When I was 14 I wrote a bucket list and one of the things on that list is: to get in a taxi, point and shout 'follow that car!' Last night we pretty much did just that.
Our bus to Sucre was due to leave at 8.30, so we arrived at just gone 8 to check our bags in. We were surprised to be told to 'CORRE/RUN!' Because the bus was setting off. TWENTY FIVE MINUTES EARLY. Now I don't know if that's the norm in other countries but in England it is completely unheard of, the bus just being on time is a miracle.
So we ran, ridiculous backpacks and all and attempted to flag down the bus turning out of the station with the help of a by-standing bolivian family. The driver decided to ignore us. BIG MISTAKE. This then turned into some epic movie style chase through the streets of Sucre.
Evie shouts at me 'leave your bag!!' and I throw it down behind me and run (as fast as I can) with the bus operator lady after the bus through the very busy market streets that surround the terminal. Meanwhile Evie is wondering why on earth she offered to carry the two bags and shouts 'Ayudame!/Help me!' Until a bolivian couple come to the rescue. The couple are outraged at what's happened and the husband flings my bag over his shoulder, takes Evie's up in arm and chases after me.
And the bus STILL didn't stop, despite the girl from the company, me AND the angry bolivian man signalling and calling for the bus to pull over.
Well by this point Evie and I were all ready to give up. However apparently in Bolivia it is at this point custom to throw the bags into the back of a taxi and shout 'Follow that bus!!!' So that's what we did.
The taxi drove at 90mph, weaving in and out of cars through the extremely hectic night time traffic of Bolivia's capital city, until we eventually caught up with the bus. The taxi driver then waved like a mad man at the bus until it followed us to a nearby side street and pulled over. What a legend.

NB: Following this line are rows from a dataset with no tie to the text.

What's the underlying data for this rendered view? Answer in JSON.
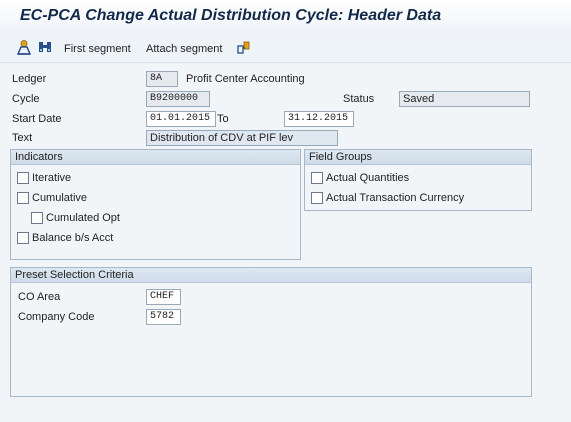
{
  "title": "EC-PCA Change Actual Distribution Cycle: Header Data",
  "toolbar": {
    "first_segment": "First segment",
    "attach_segment": "Attach segment"
  },
  "header": {
    "ledger_label": "Ledger",
    "ledger_value": "8A",
    "ledger_desc": "Profit Center Accounting",
    "cycle_label": "Cycle",
    "cycle_value": "B9200000",
    "status_label": "Status",
    "status_value": "Saved",
    "start_date_label": "Start Date",
    "start_date_value": "01.01.2015",
    "to_label": "To",
    "end_date_value": "31.12.2015",
    "text_label": "Text",
    "text_value": "Distribution of CDV at PIF lev"
  },
  "indicators": {
    "title": "Indicators",
    "iterative": "Iterative",
    "cumulative": "Cumulative",
    "cumulated_opt": "Cumulated Opt",
    "balance": "Balance b/s Acct"
  },
  "field_groups": {
    "title": "Field Groups",
    "actual_quantities": "Actual Quantities",
    "actual_currency": "Actual Transaction Currency"
  },
  "preset": {
    "title": "Preset Selection Criteria",
    "co_area_label": "CO Area",
    "co_area_value": "CHEF",
    "company_code_label": "Company Code",
    "company_code_value": "5782"
  },
  "colors": {
    "title_text": "#13294a",
    "group_header": "#d6e1ec",
    "background": "#f2f5f8"
  }
}
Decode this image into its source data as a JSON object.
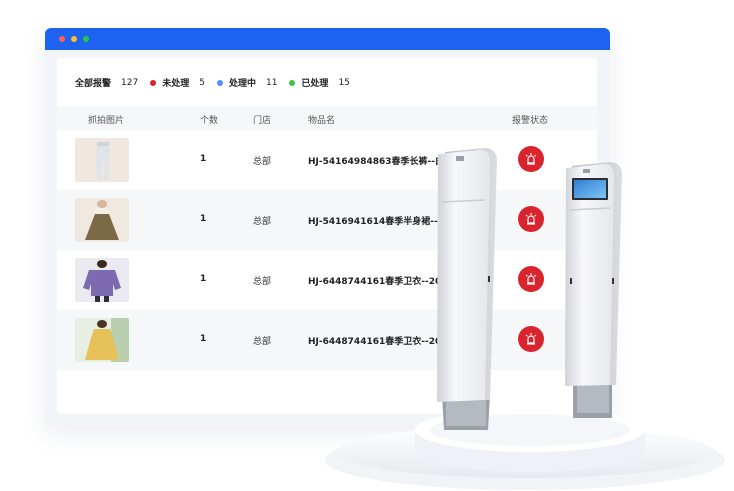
{
  "summary": {
    "total_label": "全部报警",
    "total_count": "127",
    "unprocessed_label": "未处理",
    "unprocessed_count": "5",
    "processing_label": "处理中",
    "processing_count": "11",
    "processed_label": "已处理",
    "processed_count": "15"
  },
  "table": {
    "columns": [
      "抓拍图片",
      "个数",
      "门店",
      "物品名",
      "报警状态"
    ],
    "rows": [
      {
        "count": "1",
        "store": "总部",
        "item": "HJ-54164984863春季长裤--白色"
      },
      {
        "count": "1",
        "store": "总部",
        "item": "HJ-5416941614春季半身裙--2022"
      },
      {
        "count": "1",
        "store": "总部",
        "item": "HJ-6448744161春季卫衣--2022"
      },
      {
        "count": "1",
        "store": "总部",
        "item": "HJ-6448744161春季卫衣--2022"
      }
    ]
  },
  "colors": {
    "titlebar": "#1e63f0",
    "unprocessed": "#e0202a",
    "processing": "#4a90ff",
    "processed": "#3ec43e",
    "alarm": "#d9232d"
  },
  "icons": {
    "alarm": "siren-icon"
  }
}
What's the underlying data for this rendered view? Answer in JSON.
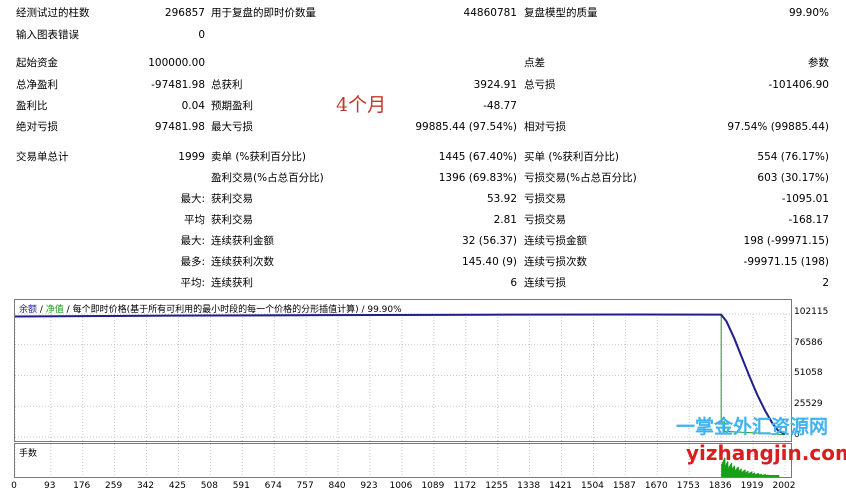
{
  "stats": {
    "row1": [
      {
        "label": "经测试过的柱数",
        "value": "296857"
      },
      {
        "label": "用于复盘的即时价数量",
        "value": "44860781"
      },
      {
        "label": "复盘模型的质量",
        "value": "99.90%"
      }
    ],
    "input_errors": {
      "label": "输入图表错误",
      "value": "0"
    },
    "initial_deposit": {
      "label": "起始资金",
      "value": "100000.00"
    },
    "spread": {
      "label": "点差",
      "value": "参数"
    },
    "net_profit": {
      "label": "总净盈利",
      "value": "-97481.98"
    },
    "gross_profit": {
      "label": "总获利",
      "value": "3924.91"
    },
    "gross_loss": {
      "label": "总亏损",
      "value": "-101406.90"
    },
    "profit_factor": {
      "label": "盈利比",
      "value": "0.04"
    },
    "expected_payoff": {
      "label": "预期盈利",
      "value": "-48.77"
    },
    "abs_drawdown": {
      "label": "绝对亏损",
      "value": "97481.98"
    },
    "max_drawdown": {
      "label": "最大亏损",
      "value": "99885.44 (97.54%)"
    },
    "rel_drawdown": {
      "label": "相对亏损",
      "value": "97.54% (99885.44)"
    },
    "total_trades": {
      "label": "交易单总计",
      "value": "1999"
    },
    "short_positions": {
      "label": "卖单 (%获利百分比)",
      "value": "1445 (67.40%)"
    },
    "long_positions": {
      "label": "买单 (%获利百分比)",
      "value": "554 (76.17%)"
    },
    "profit_trades": {
      "label": "盈利交易(%占总百分比)",
      "value": "1396 (69.83%)"
    },
    "loss_trades": {
      "label": "亏损交易(%占总百分比)",
      "value": "603 (30.17%)"
    },
    "largest_profit": {
      "prefix": "最大:",
      "label": "获利交易",
      "value": "53.92"
    },
    "largest_loss": {
      "label": "亏损交易",
      "value": "-1095.01"
    },
    "average_profit": {
      "prefix": "平均",
      "label": "获利交易",
      "value": "2.81"
    },
    "average_loss": {
      "label": "亏损交易",
      "value": "-168.17"
    },
    "max_cons_wins_money": {
      "prefix": "最大:",
      "label": "连续获利金额",
      "value": "32 (56.37)"
    },
    "max_cons_losses_money": {
      "label": "连续亏损金额",
      "value": "198 (-99971.15)"
    },
    "max_cons_profit_count": {
      "prefix": "最多:",
      "label": "连续获利次数",
      "value": "145.40 (9)"
    },
    "max_cons_loss_count": {
      "label": "连续亏损次数",
      "value": "-99971.15 (198)"
    },
    "avg_cons_wins": {
      "prefix": "平均:",
      "label": "连续获利",
      "value": "6"
    },
    "avg_cons_losses": {
      "label": "连续亏损",
      "value": "2"
    }
  },
  "annotation": "4个月",
  "chart": {
    "caption_balance": "余额",
    "caption_sep1": " / ",
    "caption_equity": "净值",
    "caption_sep2": " / ",
    "caption_text": "每个即时价格(基于所有可利用的最小时段的每一个价格的分形插值计算) / 99.90%",
    "lot_caption": "手数",
    "colors": {
      "balance": "#1e1e8c",
      "equity": "#16a016",
      "grid": "#c8c8c8"
    }
  },
  "chart_data": {
    "type": "line",
    "title": "",
    "ylim": [
      0,
      102115
    ],
    "yticks": [
      "102115",
      "76586",
      "51058",
      "25529",
      "0"
    ],
    "xlim": [
      0,
      2002
    ],
    "xticks": [
      "0",
      "93",
      "176",
      "259",
      "342",
      "425",
      "508",
      "591",
      "674",
      "757",
      "840",
      "923",
      "1006",
      "1089",
      "1172",
      "1255",
      "1338",
      "1421",
      "1504",
      "1587",
      "1670",
      "1753",
      "1836",
      "1919",
      "2002"
    ],
    "grid": true,
    "series": [
      {
        "name": "余额",
        "x": [
          0,
          400,
          800,
          1200,
          1600,
          1836,
          1850,
          1870,
          1890,
          1910,
          1930,
          1950,
          1970,
          1985,
          2002
        ],
        "values": [
          100000,
          100800,
          101200,
          101500,
          101700,
          101600,
          96000,
          82000,
          66000,
          50000,
          35000,
          22000,
          11000,
          5000,
          2500
        ]
      },
      {
        "name": "净值",
        "x": [
          0,
          1600,
          1836,
          1836,
          1845,
          1845,
          1860,
          2002
        ],
        "values": [
          100000,
          101700,
          101600,
          12500,
          12500,
          4500,
          4500,
          2000
        ]
      }
    ]
  },
  "watermark": {
    "line1": "一掌金外汇资源网",
    "line2": "yizhangjin.com"
  }
}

To our horror the bus still tried one last escape attempt as we began to get out of the car and get our luggage, but the drivers had an exchange of extremely stern glances indicating that our driver wasn't going to give up the chase that easily.
Exhausted and struggling the breathe from all the excitement, we hurried onto the bus after profusely thanking our taxi driver and giving him double the amount he asked for. And the bus driver had THE CHEEK to tap his wrist and shake his head at us.
We spent the next 12 hours fearing for our lives under the knowledge that we were at some point going to venture over South America's most dangerous road in a bus that cost us £9 each and who's driver drove like a mental person. Proof of which can be found in the journey time, which was supposed to be 14-16 hours. Also he stopped more than once during the night to let random people on in the middle of the countryside and I bet he didn't sigh and tap his wrist at them.
On the plus side the stars were stunning and I woke up in time to watch the sunrise over the desert. Which was rather beautiful.
By some stroke of crazy luck, we are now safe and sound in Bolivia's administrative capital, La Paz. Which also happens to be the world's highest capital city so I am struggling a little with the altitude, but it's nothing that some good food and more sleep won't solve. I still can't believe we made it.
So special thanks to all those awesome bolivians who helped us last night, thanks to you we are still on time with our travel plans and haven't lost out on 90 bol. To the driver of the bus who nearly left two young girls stranded in Sucre's more questionable end of town in the dark... Cheers mate.